== Input for this task ==
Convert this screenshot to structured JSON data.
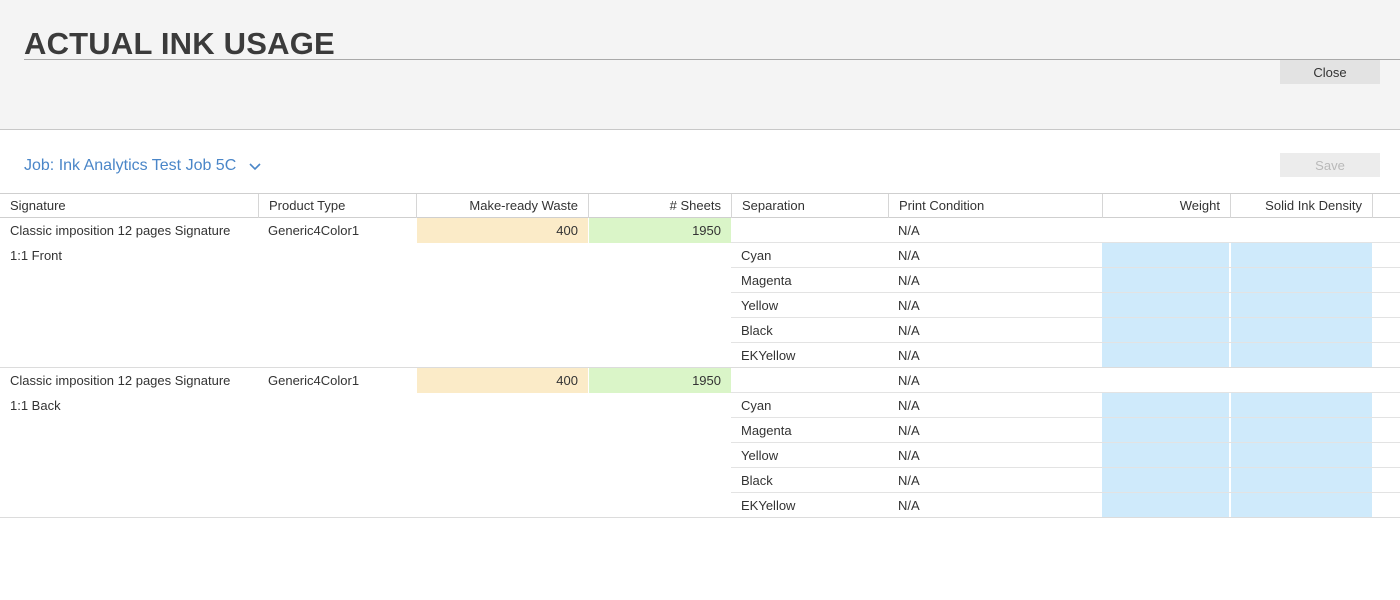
{
  "header": {
    "title": "ACTUAL INK USAGE",
    "close_label": "Close"
  },
  "job": {
    "label": "Job: Ink Analytics Test Job 5C",
    "save_label": "Save"
  },
  "columns": [
    "Signature",
    "Product Type",
    "Make-ready Waste",
    "# Sheets",
    "Separation",
    "Print Condition",
    "Weight",
    "Solid Ink Density"
  ],
  "groups": [
    {
      "signature": "Classic imposition 12 pages Signature",
      "side": "1:1 Front",
      "product_type": "Generic4Color1",
      "makeready_waste": "400",
      "sheets": "1950",
      "print_condition": "N/A",
      "separations": [
        {
          "name": "Cyan",
          "print_condition": "N/A"
        },
        {
          "name": "Magenta",
          "print_condition": "N/A"
        },
        {
          "name": "Yellow",
          "print_condition": "N/A"
        },
        {
          "name": "Black",
          "print_condition": "N/A"
        },
        {
          "name": "EKYellow",
          "print_condition": "N/A"
        }
      ]
    },
    {
      "signature": "Classic imposition 12 pages Signature",
      "side": "1:1 Back",
      "product_type": "Generic4Color1",
      "makeready_waste": "400",
      "sheets": "1950",
      "print_condition": "N/A",
      "separations": [
        {
          "name": "Cyan",
          "print_condition": "N/A"
        },
        {
          "name": "Magenta",
          "print_condition": "N/A"
        },
        {
          "name": "Yellow",
          "print_condition": "N/A"
        },
        {
          "name": "Black",
          "print_condition": "N/A"
        },
        {
          "name": "EKYellow",
          "print_condition": "N/A"
        }
      ]
    }
  ],
  "colors": {
    "accent": "#4a86c8",
    "waste_bg": "#fbebc8",
    "sheets_bg": "#daf5c8",
    "input_bg": "#cfeafb"
  },
  "icons": {
    "job_dropdown": "chevron-down-icon"
  }
}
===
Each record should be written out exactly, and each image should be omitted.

Convert this screenshot to structured JSON data.
{
  "header": {
    "title": "ACTUAL INK USAGE",
    "close_label": "Close"
  },
  "job": {
    "label": "Job: Ink Analytics Test Job 5C",
    "save_label": "Save"
  },
  "columns": [
    "Signature",
    "Product Type",
    "Make-ready Waste",
    "# Sheets",
    "Separation",
    "Print Condition",
    "Weight",
    "Solid Ink Density"
  ],
  "groups": [
    {
      "signature": "Classic imposition 12 pages Signature",
      "side": "1:1 Front",
      "product_type": "Generic4Color1",
      "makeready_waste": "400",
      "sheets": "1950",
      "print_condition": "N/A",
      "separations": [
        {
          "name": "Cyan",
          "print_condition": "N/A"
        },
        {
          "name": "Magenta",
          "print_condition": "N/A"
        },
        {
          "name": "Yellow",
          "print_condition": "N/A"
        },
        {
          "name": "Black",
          "print_condition": "N/A"
        },
        {
          "name": "EKYellow",
          "print_condition": "N/A"
        }
      ]
    },
    {
      "signature": "Classic imposition 12 pages Signature",
      "side": "1:1 Back",
      "product_type": "Generic4Color1",
      "makeready_waste": "400",
      "sheets": "1950",
      "print_condition": "N/A",
      "separations": [
        {
          "name": "Cyan",
          "print_condition": "N/A"
        },
        {
          "name": "Magenta",
          "print_condition": "N/A"
        },
        {
          "name": "Yellow",
          "print_condition": "N/A"
        },
        {
          "name": "Black",
          "print_condition": "N/A"
        },
        {
          "name": "EKYellow",
          "print_condition": "N/A"
        }
      ]
    }
  ],
  "colors": {
    "accent": "#4a86c8",
    "waste_bg": "#fbebc8",
    "sheets_bg": "#daf5c8",
    "input_bg": "#cfeafb"
  },
  "icons": {
    "job_dropdown": "chevron-down-icon"
  }
}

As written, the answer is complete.